Interface dataset entries:
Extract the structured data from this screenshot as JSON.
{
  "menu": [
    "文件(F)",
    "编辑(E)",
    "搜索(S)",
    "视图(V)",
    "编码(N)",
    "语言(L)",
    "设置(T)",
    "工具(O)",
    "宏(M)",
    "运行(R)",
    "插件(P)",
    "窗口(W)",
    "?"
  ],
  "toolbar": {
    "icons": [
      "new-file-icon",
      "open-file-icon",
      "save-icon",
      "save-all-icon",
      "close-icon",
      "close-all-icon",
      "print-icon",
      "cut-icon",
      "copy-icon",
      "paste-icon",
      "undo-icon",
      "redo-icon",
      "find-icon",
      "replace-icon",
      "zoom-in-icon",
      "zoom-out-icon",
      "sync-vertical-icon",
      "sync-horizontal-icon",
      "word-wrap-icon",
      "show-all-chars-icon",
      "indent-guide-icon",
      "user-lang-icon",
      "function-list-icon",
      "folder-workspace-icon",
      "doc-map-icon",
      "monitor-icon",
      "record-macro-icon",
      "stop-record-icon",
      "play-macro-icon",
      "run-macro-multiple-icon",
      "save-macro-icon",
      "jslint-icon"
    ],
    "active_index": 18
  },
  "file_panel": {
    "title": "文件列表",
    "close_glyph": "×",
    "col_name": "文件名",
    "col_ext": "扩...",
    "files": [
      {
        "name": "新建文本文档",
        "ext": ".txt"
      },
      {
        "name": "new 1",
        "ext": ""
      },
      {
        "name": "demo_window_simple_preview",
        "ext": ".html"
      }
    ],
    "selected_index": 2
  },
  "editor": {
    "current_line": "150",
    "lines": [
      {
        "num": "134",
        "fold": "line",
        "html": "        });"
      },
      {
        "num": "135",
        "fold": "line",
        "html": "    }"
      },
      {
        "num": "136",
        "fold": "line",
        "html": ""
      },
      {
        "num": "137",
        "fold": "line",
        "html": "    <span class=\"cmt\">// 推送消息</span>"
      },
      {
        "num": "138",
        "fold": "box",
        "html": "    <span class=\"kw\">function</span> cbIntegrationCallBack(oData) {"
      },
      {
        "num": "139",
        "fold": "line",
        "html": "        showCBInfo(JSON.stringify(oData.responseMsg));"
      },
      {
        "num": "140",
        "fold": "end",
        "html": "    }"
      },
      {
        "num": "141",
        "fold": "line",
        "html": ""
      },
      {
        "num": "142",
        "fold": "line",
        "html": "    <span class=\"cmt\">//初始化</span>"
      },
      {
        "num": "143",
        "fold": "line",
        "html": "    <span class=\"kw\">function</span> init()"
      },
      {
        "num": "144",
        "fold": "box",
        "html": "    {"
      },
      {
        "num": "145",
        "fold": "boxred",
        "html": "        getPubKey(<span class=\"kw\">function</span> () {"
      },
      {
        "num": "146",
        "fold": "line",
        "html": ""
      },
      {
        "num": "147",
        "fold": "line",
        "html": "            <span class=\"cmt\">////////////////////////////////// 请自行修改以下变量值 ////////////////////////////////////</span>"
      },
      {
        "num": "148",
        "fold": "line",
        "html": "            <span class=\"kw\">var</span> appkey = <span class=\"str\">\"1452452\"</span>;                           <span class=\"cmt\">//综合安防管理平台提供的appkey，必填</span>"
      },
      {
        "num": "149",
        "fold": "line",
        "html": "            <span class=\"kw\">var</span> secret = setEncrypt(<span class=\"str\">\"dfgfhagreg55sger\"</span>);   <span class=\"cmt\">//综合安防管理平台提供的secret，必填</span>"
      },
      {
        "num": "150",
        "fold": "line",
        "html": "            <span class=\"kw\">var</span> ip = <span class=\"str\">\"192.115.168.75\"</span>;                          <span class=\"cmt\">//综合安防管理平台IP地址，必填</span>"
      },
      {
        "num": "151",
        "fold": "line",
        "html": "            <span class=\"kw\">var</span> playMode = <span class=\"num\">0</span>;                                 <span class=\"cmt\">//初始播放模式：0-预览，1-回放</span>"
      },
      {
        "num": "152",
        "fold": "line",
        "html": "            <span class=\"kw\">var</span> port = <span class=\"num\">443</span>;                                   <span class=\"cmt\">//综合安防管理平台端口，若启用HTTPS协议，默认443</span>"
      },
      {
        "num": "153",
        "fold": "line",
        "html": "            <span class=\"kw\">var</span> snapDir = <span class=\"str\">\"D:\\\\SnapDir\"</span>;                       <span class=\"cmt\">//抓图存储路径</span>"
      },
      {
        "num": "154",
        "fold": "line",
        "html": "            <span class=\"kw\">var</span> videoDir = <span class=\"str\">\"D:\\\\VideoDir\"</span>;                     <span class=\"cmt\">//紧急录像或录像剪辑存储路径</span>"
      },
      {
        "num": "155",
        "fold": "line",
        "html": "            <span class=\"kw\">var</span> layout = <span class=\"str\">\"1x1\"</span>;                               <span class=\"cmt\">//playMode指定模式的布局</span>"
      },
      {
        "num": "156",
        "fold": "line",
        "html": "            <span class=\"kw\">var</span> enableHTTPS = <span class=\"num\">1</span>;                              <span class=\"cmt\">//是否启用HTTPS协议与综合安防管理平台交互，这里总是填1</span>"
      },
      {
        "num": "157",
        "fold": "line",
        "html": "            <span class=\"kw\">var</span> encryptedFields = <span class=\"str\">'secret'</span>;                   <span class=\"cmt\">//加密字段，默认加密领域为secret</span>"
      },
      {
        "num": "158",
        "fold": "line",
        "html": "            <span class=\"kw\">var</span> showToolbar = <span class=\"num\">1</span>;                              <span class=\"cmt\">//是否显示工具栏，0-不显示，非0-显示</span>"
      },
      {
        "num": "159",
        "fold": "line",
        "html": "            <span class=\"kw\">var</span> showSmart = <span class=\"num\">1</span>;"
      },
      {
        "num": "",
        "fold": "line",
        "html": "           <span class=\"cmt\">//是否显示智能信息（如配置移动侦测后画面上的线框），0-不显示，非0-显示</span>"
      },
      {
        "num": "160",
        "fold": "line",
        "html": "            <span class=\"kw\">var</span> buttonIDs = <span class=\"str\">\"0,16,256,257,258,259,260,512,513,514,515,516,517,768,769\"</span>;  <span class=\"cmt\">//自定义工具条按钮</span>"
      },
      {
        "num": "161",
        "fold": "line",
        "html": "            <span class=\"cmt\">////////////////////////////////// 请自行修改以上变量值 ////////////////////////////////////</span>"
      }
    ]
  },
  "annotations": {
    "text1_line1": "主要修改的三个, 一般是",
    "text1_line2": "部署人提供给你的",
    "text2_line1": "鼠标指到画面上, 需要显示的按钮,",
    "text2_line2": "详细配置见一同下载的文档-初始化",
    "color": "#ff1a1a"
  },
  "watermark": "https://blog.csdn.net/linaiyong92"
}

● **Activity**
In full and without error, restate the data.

● **Exercise output**
Extract the structured data from this screenshot as JSON.
{
  "menu": [
    "文件(F)",
    "编辑(E)",
    "搜索(S)",
    "视图(V)",
    "编码(N)",
    "语言(L)",
    "设置(T)",
    "工具(O)",
    "宏(M)",
    "运行(R)",
    "插件(P)",
    "窗口(W)",
    "?"
  ],
  "toolbar": {
    "icons": [
      "new-file-icon",
      "open-file-icon",
      "save-icon",
      "save-all-icon",
      "close-icon",
      "close-all-icon",
      "print-icon",
      "cut-icon",
      "copy-icon",
      "paste-icon",
      "undo-icon",
      "redo-icon",
      "find-icon",
      "replace-icon",
      "zoom-in-icon",
      "zoom-out-icon",
      "sync-vertical-icon",
      "sync-horizontal-icon",
      "word-wrap-icon",
      "show-all-chars-icon",
      "indent-guide-icon",
      "user-lang-icon",
      "function-list-icon",
      "folder-workspace-icon",
      "doc-map-icon",
      "monitor-icon",
      "record-macro-icon",
      "stop-record-icon",
      "play-macro-icon",
      "run-macro-multiple-icon",
      "save-macro-icon",
      "jslint-icon"
    ],
    "active_index": 18
  },
  "file_panel": {
    "title": "文件列表",
    "close_glyph": "×",
    "col_name": "文件名",
    "col_ext": "扩...",
    "files": [
      {
        "name": "新建文本文档",
        "ext": ".txt"
      },
      {
        "name": "new 1",
        "ext": ""
      },
      {
        "name": "demo_window_simple_preview",
        "ext": ".html"
      }
    ],
    "selected_index": 2
  },
  "editor": {
    "current_line": "150",
    "lines": [
      {
        "num": "134",
        "fold": "line",
        "html": "        });"
      },
      {
        "num": "135",
        "fold": "line",
        "html": "    }"
      },
      {
        "num": "136",
        "fold": "line",
        "html": ""
      },
      {
        "num": "137",
        "fold": "line",
        "html": "    <span class=\"cmt\">// 推送消息</span>"
      },
      {
        "num": "138",
        "fold": "box",
        "html": "    <span class=\"kw\">function</span> cbIntegrationCallBack(oData) {"
      },
      {
        "num": "139",
        "fold": "line",
        "html": "        showCBInfo(JSON.stringify(oData.responseMsg));"
      },
      {
        "num": "140",
        "fold": "end",
        "html": "    }"
      },
      {
        "num": "141",
        "fold": "line",
        "html": ""
      },
      {
        "num": "142",
        "fold": "line",
        "html": "    <span class=\"cmt\">//初始化</span>"
      },
      {
        "num": "143",
        "fold": "line",
        "html": "    <span class=\"kw\">function</span> init()"
      },
      {
        "num": "144",
        "fold": "box",
        "html": "    {"
      },
      {
        "num": "145",
        "fold": "boxred",
        "html": "        getPubKey(<span class=\"kw\">function</span> () {"
      },
      {
        "num": "146",
        "fold": "line",
        "html": ""
      },
      {
        "num": "147",
        "fold": "line",
        "html": "            <span class=\"cmt\">////////////////////////////////// 请自行修改以下变量值 ////////////////////////////////////</span>"
      },
      {
        "num": "148",
        "fold": "line",
        "html": "            <span class=\"kw\">var</span> appkey = <span class=\"str\">\"1452452\"</span>;                           <span class=\"cmt\">//综合安防管理平台提供的appkey，必填</span>"
      },
      {
        "num": "149",
        "fold": "line",
        "html": "            <span class=\"kw\">var</span> secret = setEncrypt(<span class=\"str\">\"dfgfhagreg55sger\"</span>);   <span class=\"cmt\">//综合安防管理平台提供的secret，必填</span>"
      },
      {
        "num": "150",
        "fold": "line",
        "html": "            <span class=\"kw\">var</span> ip = <span class=\"str\">\"192.115.168.75\"</span>;                          <span class=\"cmt\">//综合安防管理平台IP地址，必填</span>"
      },
      {
        "num": "151",
        "fold": "line",
        "html": "            <span class=\"kw\">var</span> playMode = <span class=\"num\">0</span>;                                 <span class=\"cmt\">//初始播放模式：0-预览，1-回放</span>"
      },
      {
        "num": "152",
        "fold": "line",
        "html": "            <span class=\"kw\">var</span> port = <span class=\"num\">443</span>;                                   <span class=\"cmt\">//综合安防管理平台端口，若启用HTTPS协议，默认443</span>"
      },
      {
        "num": "153",
        "fold": "line",
        "html": "            <span class=\"kw\">var</span> snapDir = <span class=\"str\">\"D:\\\\SnapDir\"</span>;                       <span class=\"cmt\">//抓图存储路径</span>"
      },
      {
        "num": "154",
        "fold": "line",
        "html": "            <span class=\"kw\">var</span> videoDir = <span class=\"str\">\"D:\\\\VideoDir\"</span>;                     <span class=\"cmt\">//紧急录像或录像剪辑存储路径</span>"
      },
      {
        "num": "155",
        "fold": "line",
        "html": "            <span class=\"kw\">var</span> layout = <span class=\"str\">\"1x1\"</span>;                               <span class=\"cmt\">//playMode指定模式的布局</span>"
      },
      {
        "num": "156",
        "fold": "line",
        "html": "            <span class=\"kw\">var</span> enableHTTPS = <span class=\"num\">1</span>;                              <span class=\"cmt\">//是否启用HTTPS协议与综合安防管理平台交互，这里总是填1</span>"
      },
      {
        "num": "157",
        "fold": "line",
        "html": "            <span class=\"kw\">var</span> encryptedFields = <span class=\"str\">'secret'</span>;                   <span class=\"cmt\">//加密字段，默认加密领域为secret</span>"
      },
      {
        "num": "158",
        "fold": "line",
        "html": "            <span class=\"kw\">var</span> showToolbar = <span class=\"num\">1</span>;                              <span class=\"cmt\">//是否显示工具栏，0-不显示，非0-显示</span>"
      },
      {
        "num": "159",
        "fold": "line",
        "html": "            <span class=\"kw\">var</span> showSmart = <span class=\"num\">1</span>;"
      },
      {
        "num": "",
        "fold": "line",
        "html": "           <span class=\"cmt\">//是否显示智能信息（如配置移动侦测后画面上的线框），0-不显示，非0-显示</span>"
      },
      {
        "num": "160",
        "fold": "line",
        "html": "            <span class=\"kw\">var</span> buttonIDs = <span class=\"str\">\"0,16,256,257,258,259,260,512,513,514,515,516,517,768,769\"</span>;  <span class=\"cmt\">//自定义工具条按钮</span>"
      },
      {
        "num": "161",
        "fold": "line",
        "html": "            <span class=\"cmt\">////////////////////////////////// 请自行修改以上变量值 ////////////////////////////////////</span>"
      }
    ]
  },
  "annotations": {
    "text1_line1": "主要修改的三个, 一般是",
    "text1_line2": "部署人提供给你的",
    "text2_line1": "鼠标指到画面上, 需要显示的按钮,",
    "text2_line2": "详细配置见一同下载的文档-初始化",
    "color": "#ff1a1a"
  },
  "watermark": "https://blog.csdn.net/linaiyong92"
}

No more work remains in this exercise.